I do not have an order for protection against the abuser, and s/he has not been convicted of any crimes. Can s/he have a gun?
Minnesota state law makes it illegal to own a gun in many other situations aside from being the respondent in an order for protection case or being convicted of a crime. It could be illegal if the abuser:
- is a user of unlawful drugs;
- is a fugitive from justice;
- is an undocumented immigrant or was a U.S. citizen and gave up (renounced) his/her citizenship;
- has been dishonorably discharged from the military;
- was deemed mentally ill by a judge and committed to a treatment facility or was found incompetent to stand trial or not guilty by reason of mental illness;
- was committed by a judge for drug treatment; or
- is a peace officer who has been informally admitted to drug treatment, unless the head of the treatment facility provides a certificate that the officer is discharged.1
Note: A person’s right to possess a firearm could eventually be given back, or “restored,” by a judge if s/he falls into categories 5 through 7 listed above.2
If the abuser falls into any of the above categories, you may want to talk to a domestic violence advocate or attorney in your area about how this law is being enforced.

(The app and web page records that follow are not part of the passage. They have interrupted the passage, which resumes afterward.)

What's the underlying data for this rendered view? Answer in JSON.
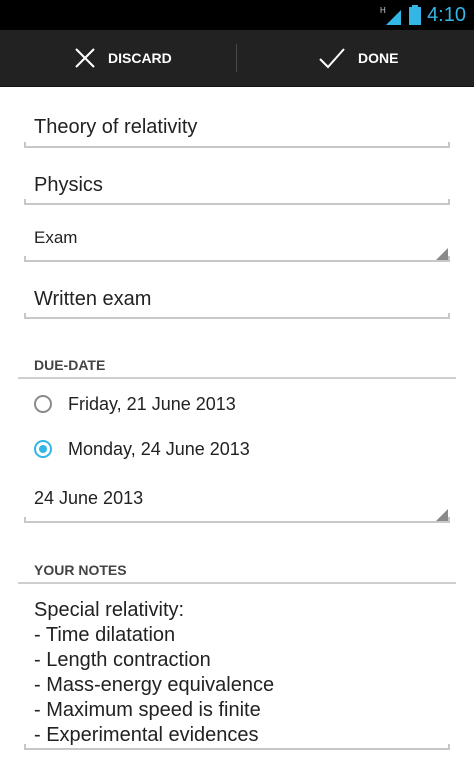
{
  "status": {
    "time": "4:10",
    "network": "H"
  },
  "actionbar": {
    "discard_label": "DISCARD",
    "done_label": "DONE"
  },
  "form": {
    "title_value": "Theory of relativity",
    "subject_value": "Physics",
    "type_selected": "Exam",
    "description_value": "Written exam"
  },
  "due_date": {
    "header": "DUE-DATE",
    "options": [
      {
        "label": "Friday, 21 June 2013",
        "checked": false
      },
      {
        "label": "Monday, 24 June 2013",
        "checked": true
      }
    ],
    "picker_value": "24 June 2013"
  },
  "notes": {
    "header": "YOUR NOTES",
    "value": "Special relativity:\n- Time dilatation\n- Length contraction\n- Mass-energy equivalence\n- Maximum speed is finite\n- Experimental evidences"
  },
  "colors": {
    "accent": "#33b5e5",
    "actionbar": "#222222"
  }
}
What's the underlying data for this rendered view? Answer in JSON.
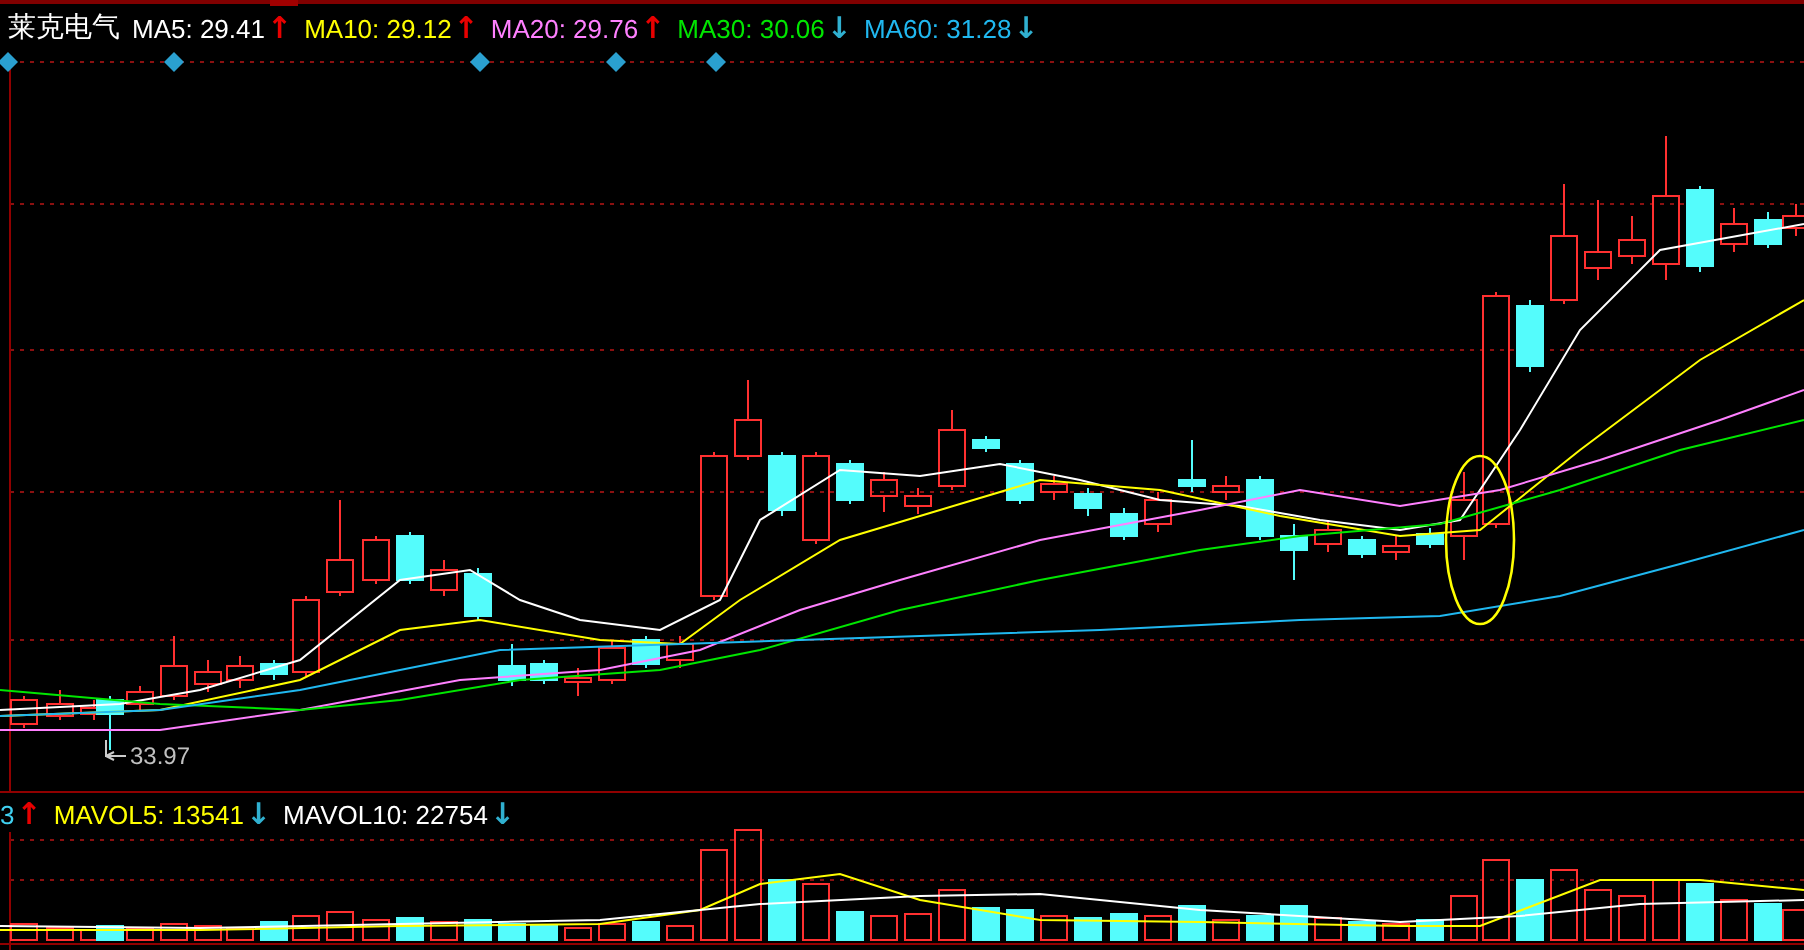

If none of these situations apply, you can still make a plan for your safety. See our Safety Tips page for more information. You can also contact your local domestic violence organization for additional help. You may want to talk to them about whether leaving the area - either long term or for a little while - might help improve your safety. To find a shelter or an advocate at a local program, please visit our MN Advocates and Shelters page.
For additional information on gun laws in Minnesota, you can go to the Giffords Law Center website.
Also, federal laws, which apply to all states, restrict an abuser’s right to have a gun under other circumstances. Go to Federal Gun Laws to get more information.
1 MN Statutes § 624.713(1)
2 MN Statutes § 624.713(1), (4)